When replacing the rear rotors on models with a electronic parking brake, it might be necessary to disengage the electronic parking brake. This can be done with a scan tool or using the following procedure:
1. Block the drive wheels.
2. Turn the ignition switch to the ON/RUN position with the engine OFF.
3. Place the automatic transmission in PARK or manual transmission in NEUTRAL, as equipped.
4. Apply and hold the brake pedal. The brake pedal must remain applied throughout the park brake cable tension release process.
5. Press and hold down the electronic park brake (EPB) switch for approximately 5 seconds.
6. Observe the PARK BRAKE lamp on the instrument cluster.
7. When the PARK BRAKE lamp flashes, release then immediately press and release the EPB switch. The parking brake cable tension is fully released.
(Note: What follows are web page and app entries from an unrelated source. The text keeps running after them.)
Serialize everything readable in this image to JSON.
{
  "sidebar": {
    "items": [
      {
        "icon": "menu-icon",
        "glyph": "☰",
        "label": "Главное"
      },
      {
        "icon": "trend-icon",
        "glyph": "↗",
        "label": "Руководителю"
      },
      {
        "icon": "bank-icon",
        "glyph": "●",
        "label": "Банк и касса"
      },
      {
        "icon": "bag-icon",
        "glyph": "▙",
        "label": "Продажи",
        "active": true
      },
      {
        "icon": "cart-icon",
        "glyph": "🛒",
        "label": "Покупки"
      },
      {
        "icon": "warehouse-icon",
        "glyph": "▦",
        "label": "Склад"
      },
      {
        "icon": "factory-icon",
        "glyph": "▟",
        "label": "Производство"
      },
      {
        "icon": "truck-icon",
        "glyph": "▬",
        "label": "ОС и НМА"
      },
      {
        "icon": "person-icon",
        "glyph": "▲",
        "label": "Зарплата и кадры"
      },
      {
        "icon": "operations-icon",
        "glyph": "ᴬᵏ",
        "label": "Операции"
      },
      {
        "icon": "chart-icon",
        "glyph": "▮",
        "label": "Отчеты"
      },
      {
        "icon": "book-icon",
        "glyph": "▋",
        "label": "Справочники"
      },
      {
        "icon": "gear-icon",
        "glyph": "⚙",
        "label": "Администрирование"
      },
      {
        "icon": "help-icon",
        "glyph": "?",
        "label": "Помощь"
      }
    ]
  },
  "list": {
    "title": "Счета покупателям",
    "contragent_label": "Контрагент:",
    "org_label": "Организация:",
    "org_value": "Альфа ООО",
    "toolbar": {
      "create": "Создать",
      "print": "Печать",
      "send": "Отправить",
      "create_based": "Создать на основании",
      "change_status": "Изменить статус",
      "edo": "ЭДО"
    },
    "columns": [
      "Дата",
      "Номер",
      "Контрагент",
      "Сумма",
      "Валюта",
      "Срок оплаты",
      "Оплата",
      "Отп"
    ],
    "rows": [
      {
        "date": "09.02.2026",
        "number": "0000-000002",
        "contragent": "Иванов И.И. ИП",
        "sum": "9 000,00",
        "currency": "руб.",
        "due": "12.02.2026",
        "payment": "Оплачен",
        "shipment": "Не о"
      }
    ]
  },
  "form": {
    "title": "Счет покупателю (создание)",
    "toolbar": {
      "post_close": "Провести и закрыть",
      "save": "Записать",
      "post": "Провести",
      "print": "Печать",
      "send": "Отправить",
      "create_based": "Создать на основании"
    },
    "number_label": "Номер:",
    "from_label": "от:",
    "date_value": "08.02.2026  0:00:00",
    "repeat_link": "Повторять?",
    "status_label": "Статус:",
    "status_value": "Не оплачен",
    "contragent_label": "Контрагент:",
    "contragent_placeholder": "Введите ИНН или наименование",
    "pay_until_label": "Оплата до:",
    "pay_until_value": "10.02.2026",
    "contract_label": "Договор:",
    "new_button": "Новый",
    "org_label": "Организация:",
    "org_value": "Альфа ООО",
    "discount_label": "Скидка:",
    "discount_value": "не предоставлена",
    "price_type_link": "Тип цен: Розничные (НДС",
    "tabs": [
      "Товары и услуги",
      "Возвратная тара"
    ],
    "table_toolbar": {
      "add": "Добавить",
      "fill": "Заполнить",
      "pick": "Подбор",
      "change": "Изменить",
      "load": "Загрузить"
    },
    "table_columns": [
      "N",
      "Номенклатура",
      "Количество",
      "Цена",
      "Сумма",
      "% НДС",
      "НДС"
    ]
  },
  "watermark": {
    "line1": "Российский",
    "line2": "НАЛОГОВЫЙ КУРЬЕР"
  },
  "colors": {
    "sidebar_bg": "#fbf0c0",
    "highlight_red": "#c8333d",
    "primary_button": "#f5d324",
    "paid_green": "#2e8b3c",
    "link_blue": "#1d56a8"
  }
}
8. Release the brake pedal.
Most ATSs are optioned with either a manual or electric parking brake that utilizes a drum-in-hat arrangement. To adjust the manual system, lock the pedal in the full release position and adjust the cable using the correct procedure listed in the service information. In some case, the shoes will need to be adjusted to fit the rotor.
Vehicles with the electronic parking brake have a switch in the center console, which takes the place of the manual parking brake system (the foot pedal and release handle). In case of insufficient electrical power, the electronic parking brake cannot be applied or released.
The parking brake control module has an internal motor, apply actuator, release actuator and temperature sensor. The parking brake control module also contains the logic for applying and releasing the parking brake when commanded by the park brake control switch. When the parking brake control module receives a signal from the switch, the internal circuit board temperature is checked to verify it is within operating range before the control module performs the requested operation.
The electronic parking brake module receives hard-wired signals from the apply/release switch. The module receives wheel speed sensor signals, engine torque, gear information, and brake pedal signals through the GM-LAN. The system can be calibrated using a factory or enhanced scan tool. If you do not have a scan tool, you can use the following procedure to adjust the module:
1. Ignition ON, apply and hold the brake pedal.
Push and hold the electronic parking brake switch down for 5-6 seconds.
2. Release the electronic parking brake switch.
3. Momentarily push the electronic parking brake switch down.
4. Remove the EPB MODULE fuse and reinstall.
5. Apply the electronic parking brake.
6. Release the electronic parking brake.